Student Debt & Small Business Growth
- Researchers at the University of Pennsylvania have discovered that start-ups and small businesses account for approximately 60% of net employment activity in the United States.
- According to a Gallup poll conducted in February 2015, one of the biggest hurdles these companies and new entrepreneurs face, is identifying and accessing the capital to finance their ventures.
- Following the financial crisis of 2008, it's no surprise that the top funding source for new business remains the personal savings accounts of founders.
Personal debt therefore, becomes an integral component of the financing equation in starting a small business. The strong negative correlation found in the Pennsylvania study cites student debt as a possible contributor to declining small business growth.
Debt May Have Prohibitive Effects on Young Entrepreneurs
- A report from the Kauffman foundation shows the number of entrepreneurs ages 20-34 as having decreased from 34.3% in 1996 to 24.7% in 2014.This translates to an overall decrease of over 40,000 entrepreneurs.
- A gallup poll conducted in October of 2015, found that as many as two million students cited loan debt as the principle reason they’d forgone or delayed plans to start a business.
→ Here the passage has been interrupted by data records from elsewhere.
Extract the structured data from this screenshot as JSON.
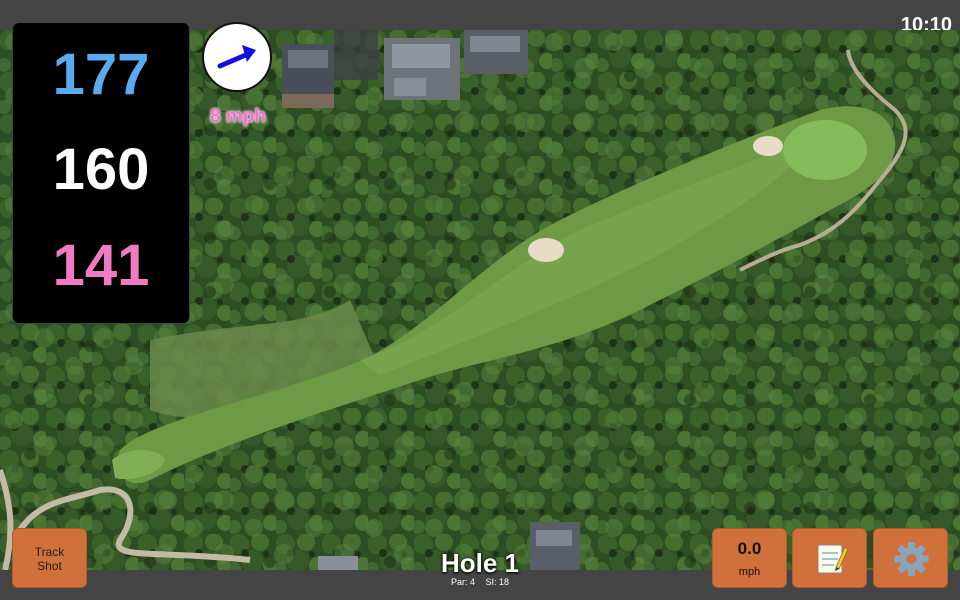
{
  "status_bar": {
    "time": "10:10"
  },
  "yardages": {
    "back": "177",
    "middle": "160",
    "front": "141"
  },
  "wind": {
    "speed_text": "8 mph",
    "direction_icon": "arrow-right-up-icon",
    "arrow_color": "#1010e0"
  },
  "hole": {
    "title": "Hole 1",
    "par": "Par: 4",
    "stroke_index": "SI: 18"
  },
  "buttons": {
    "track_shot_line1": "Track",
    "track_shot_line2": "Shot",
    "speed_value": "0.0",
    "speed_unit": "mph",
    "notes_icon": "notepad-icon",
    "settings_icon": "gear-icon"
  },
  "colors": {
    "button": "#d0703a",
    "back_yard": "#5aaaf0",
    "front_yard": "#f27ac2",
    "wind_text": "#ff6ad2"
  }
}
After the 2008 financial crisis, firm deaths had significantly exceeded firm births as calculated by the US census bureau. This phenomenon had gradually reversed itself in 2011, but has continued to miss the net average of 120,000 firm births experienced during the late 90's and early 2000's. Researchers speculate that fulfillment of a quarter of the entrepreneurial plans of the two million students’ pursuits would have been enough to return the 120,000 firm birth surplus.The study conducted by the University of Pennsylvania is the first to explore the relationship between student debt and small business growth. Analysis from the models created in the study claim that an increase of one standard deviation in student debt, reduces small business formation for businesses with 1-4 employees by as much as 14%.